Entries taken from a collection:
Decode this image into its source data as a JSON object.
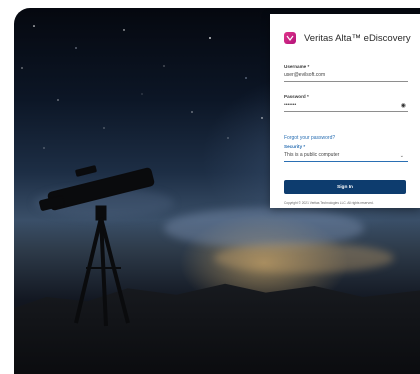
{
  "brand": {
    "title": "Veritas Alta™ eDiscovery",
    "logo_color": "#d12a85"
  },
  "form": {
    "username": {
      "label": "Username *",
      "value": "user@evilsoft.com"
    },
    "password": {
      "label": "Password *",
      "value": "•••••••"
    },
    "forgot_link": "Forgot your password?",
    "security": {
      "label": "Security *",
      "value": "This is a public computer"
    },
    "signin_label": "Sign In",
    "copyright": "Copyright © 2021 Veritas Technologies LLC. All rights reserved."
  },
  "colors": {
    "accent": "#2a6fb3",
    "button": "#0d3c6e"
  },
  "icons": {
    "show_password": "eye-icon",
    "dropdown": "chevron-down-icon",
    "brand": "veritas-logo-icon"
  }
}
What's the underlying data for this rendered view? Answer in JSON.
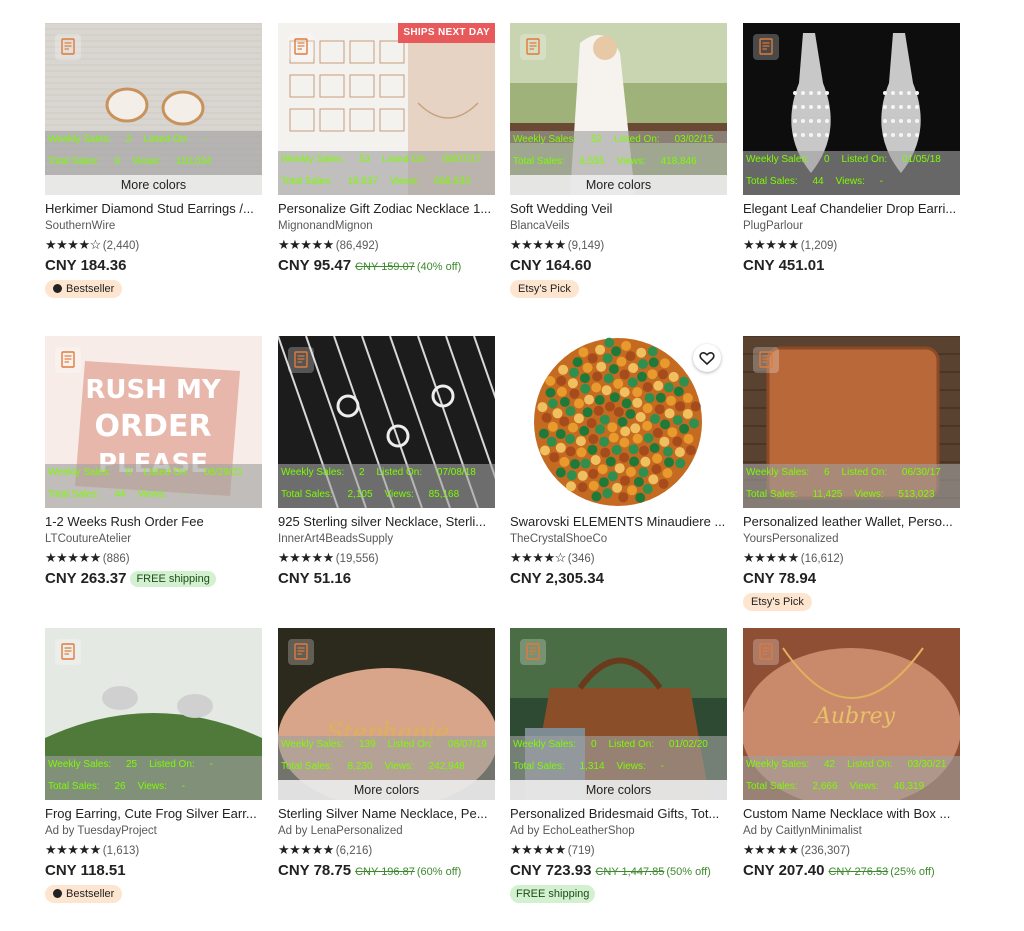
{
  "stat_labels": {
    "weekly_sales": "Weekly Sales:",
    "listed_on": "Listed On:",
    "total_sales": "Total Sales:",
    "views": "Views:"
  },
  "more_colors_label": "More colors",
  "ships_next_day_label": "SHIPS NEXT DAY",
  "icons": {
    "bookmark": "bookmark-note-icon",
    "favorite": "heart-icon",
    "bestseller": "award-icon"
  },
  "colors": {
    "stat_text": "#7cfc00",
    "sale_text": "#3d8a2e",
    "free_shipping_bg": "#d3f0d1",
    "badge_bg": "#fde5d0",
    "ships_bg": "#e8595b"
  },
  "products": [
    {
      "title": "Herkimer Diamond Stud Earrings /...",
      "shop": "SouthernWire",
      "stars": "★★★★☆",
      "rating": 4.5,
      "reviews": "(2,440)",
      "price": "CNY 184.36",
      "original_price": "",
      "discount": "",
      "free_shipping": "",
      "badge": "Bestseller",
      "badge_type": "bestseller",
      "more_colors": true,
      "ships_next_day": false,
      "favorite_visible": false,
      "weekly_sales": "2",
      "listed_on": "-",
      "total_sales": "6",
      "views": "110,034"
    },
    {
      "title": "Personalize Gift Zodiac Necklace 1...",
      "shop": "MignonandMignon",
      "stars": "★★★★★",
      "rating": 5,
      "reviews": "(86,492)",
      "price": "CNY 95.47",
      "original_price": "CNY 159.07",
      "discount": "(40% off)",
      "free_shipping": "",
      "badge": "",
      "badge_type": "",
      "more_colors": false,
      "ships_next_day": true,
      "favorite_visible": false,
      "weekly_sales": "53",
      "listed_on": "08/07/17",
      "total_sales": "19,537",
      "views": "668,533"
    },
    {
      "title": "Soft Wedding Veil",
      "shop": "BlancaVeils",
      "stars": "★★★★★",
      "rating": 5,
      "reviews": "(9,149)",
      "price": "CNY 164.60",
      "original_price": "",
      "discount": "",
      "free_shipping": "",
      "badge": "Etsy's Pick",
      "badge_type": "pick",
      "more_colors": true,
      "ships_next_day": false,
      "favorite_visible": false,
      "weekly_sales": "52",
      "listed_on": "03/02/15",
      "total_sales": "6,555",
      "views": "418,846"
    },
    {
      "title": "Elegant Leaf Chandelier Drop Earri...",
      "shop": "PlugParlour",
      "stars": "★★★★★",
      "rating": 5,
      "reviews": "(1,209)",
      "price": "CNY 451.01",
      "original_price": "",
      "discount": "",
      "free_shipping": "",
      "badge": "",
      "badge_type": "",
      "more_colors": false,
      "ships_next_day": false,
      "favorite_visible": false,
      "weekly_sales": "0",
      "listed_on": "01/05/18",
      "total_sales": "44",
      "views": "-"
    },
    {
      "title": "1-2 Weeks Rush Order Fee",
      "shop": "LTCoutureAtelier",
      "stars": "★★★★★",
      "rating": 5,
      "reviews": "(886)",
      "price": "CNY 263.37",
      "original_price": "",
      "discount": "",
      "free_shipping": "FREE shipping",
      "badge": "",
      "badge_type": "",
      "more_colors": false,
      "ships_next_day": false,
      "favorite_visible": false,
      "weekly_sales": "0",
      "listed_on": "06/29/21",
      "total_sales": "44",
      "views": "-"
    },
    {
      "title": "925 Sterling silver Necklace, Sterli...",
      "shop": "InnerArt4BeadsSupply",
      "stars": "★★★★★",
      "rating": 5,
      "reviews": "(19,556)",
      "price": "CNY 51.16",
      "original_price": "",
      "discount": "",
      "free_shipping": "",
      "badge": "",
      "badge_type": "",
      "more_colors": false,
      "ships_next_day": false,
      "favorite_visible": false,
      "weekly_sales": "2",
      "listed_on": "07/08/18",
      "total_sales": "2,105",
      "views": "85,168"
    },
    {
      "title": "Swarovski ELEMENTS Minaudiere ...",
      "shop": "TheCrystalShoeCo",
      "stars": "★★★★☆",
      "rating": 4.5,
      "reviews": "(346)",
      "price": "CNY 2,305.34",
      "original_price": "",
      "discount": "",
      "free_shipping": "",
      "badge": "",
      "badge_type": "",
      "more_colors": false,
      "ships_next_day": false,
      "favorite_visible": true,
      "weekly_sales": "",
      "listed_on": "",
      "total_sales": "",
      "views": ""
    },
    {
      "title": "Personalized leather Wallet, Perso...",
      "shop": "YoursPersonalized",
      "stars": "★★★★★",
      "rating": 5,
      "reviews": "(16,612)",
      "price": "CNY 78.94",
      "original_price": "",
      "discount": "",
      "free_shipping": "",
      "badge": "Etsy's Pick",
      "badge_type": "pick",
      "more_colors": false,
      "ships_next_day": false,
      "favorite_visible": false,
      "weekly_sales": "6",
      "listed_on": "06/30/17",
      "total_sales": "11,425",
      "views": "513,023"
    },
    {
      "title": "Frog Earring, Cute Frog Silver Earr...",
      "shop": "Ad by TuesdayProject",
      "stars": "★★★★★",
      "rating": 5,
      "reviews": "(1,613)",
      "price": "CNY 118.51",
      "original_price": "",
      "discount": "",
      "free_shipping": "",
      "badge": "Bestseller",
      "badge_type": "bestseller",
      "more_colors": false,
      "ships_next_day": false,
      "favorite_visible": false,
      "weekly_sales": "25",
      "listed_on": "-",
      "total_sales": "26",
      "views": "-"
    },
    {
      "title": "Sterling Silver Name Necklace, Pe...",
      "shop": "Ad by LenaPersonalized",
      "stars": "★★★★★",
      "rating": 5,
      "reviews": "(6,216)",
      "price": "CNY 78.75",
      "original_price": "CNY 196.87",
      "discount": "(60% off)",
      "free_shipping": "",
      "badge": "",
      "badge_type": "",
      "more_colors": true,
      "ships_next_day": false,
      "favorite_visible": false,
      "weekly_sales": "139",
      "listed_on": "08/07/19",
      "total_sales": "8,230",
      "views": "242,948"
    },
    {
      "title": "Personalized Bridesmaid Gifts, Tot...",
      "shop": "Ad by EchoLeatherShop",
      "stars": "★★★★★",
      "rating": 5,
      "reviews": "(719)",
      "price": "CNY 723.93",
      "original_price": "CNY 1,447.85",
      "discount": "(50% off)",
      "free_shipping": "FREE shipping",
      "badge": "",
      "badge_type": "",
      "more_colors": true,
      "ships_next_day": false,
      "favorite_visible": false,
      "weekly_sales": "0",
      "listed_on": "01/02/20",
      "total_sales": "1,314",
      "views": "-"
    },
    {
      "title": "Custom Name Necklace with Box ...",
      "shop": "Ad by CaitlynMinimalist",
      "stars": "★★★★★",
      "rating": 5,
      "reviews": "(236,307)",
      "price": "CNY 207.40",
      "original_price": "CNY 276.53",
      "discount": "(25% off)",
      "free_shipping": "",
      "badge": "",
      "badge_type": "",
      "more_colors": false,
      "ships_next_day": false,
      "favorite_visible": false,
      "weekly_sales": "42",
      "listed_on": "03/30/21",
      "total_sales": "2,666",
      "views": "46,319"
    }
  ]
}
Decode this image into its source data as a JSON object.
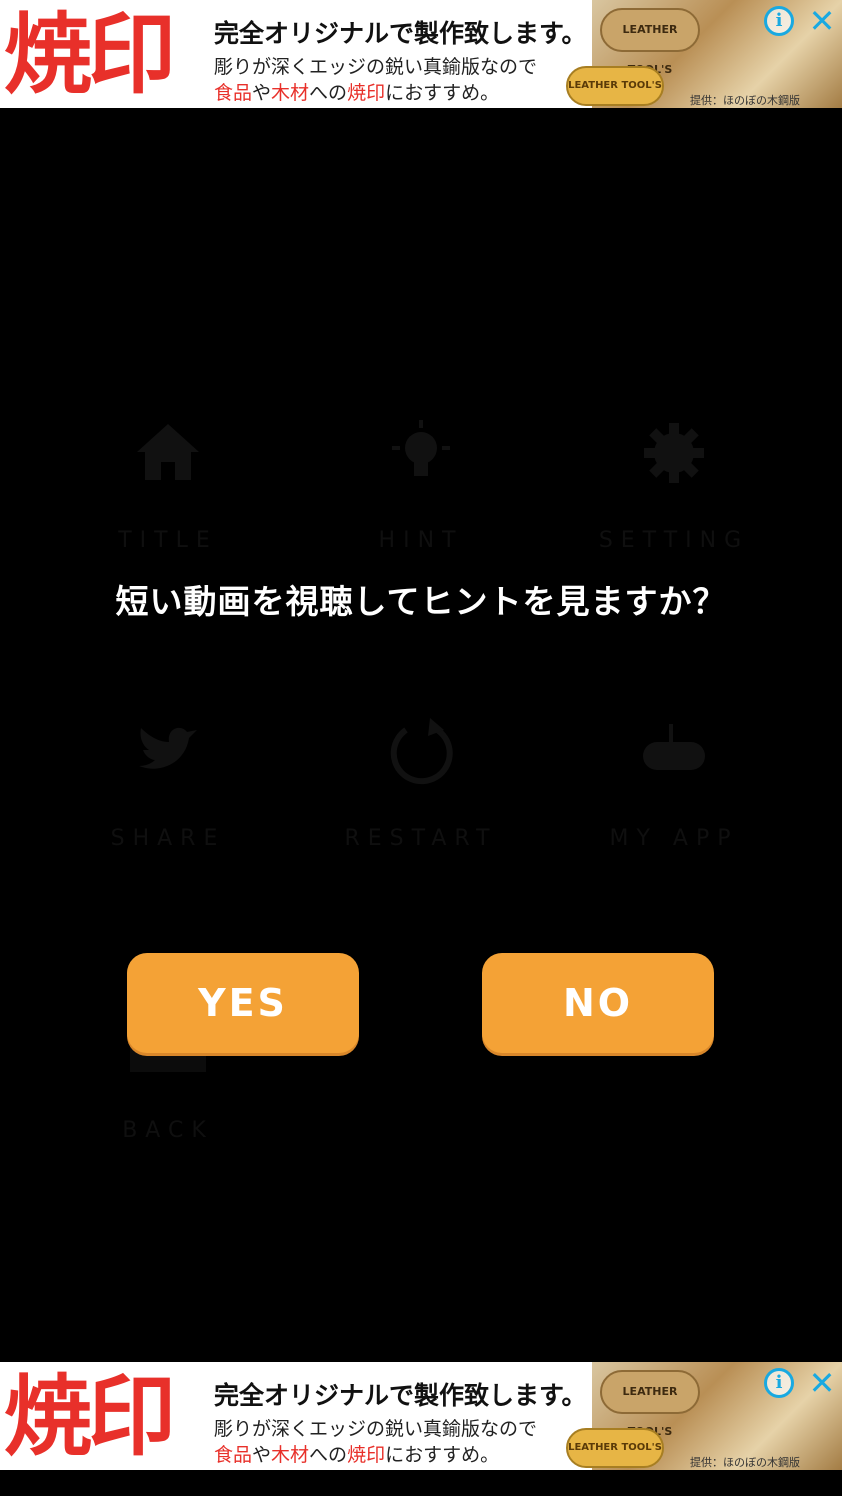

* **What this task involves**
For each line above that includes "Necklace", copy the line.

* **Worked solution**
      "title": "Personalize Gift Zodiac Necklace 1...",
      "title": "925 Sterling silver Necklace, Sterli...",
      "title": "Sterling Silver Name Necklace, Pe...",
      "title": "Custom Name Necklace with Box ...",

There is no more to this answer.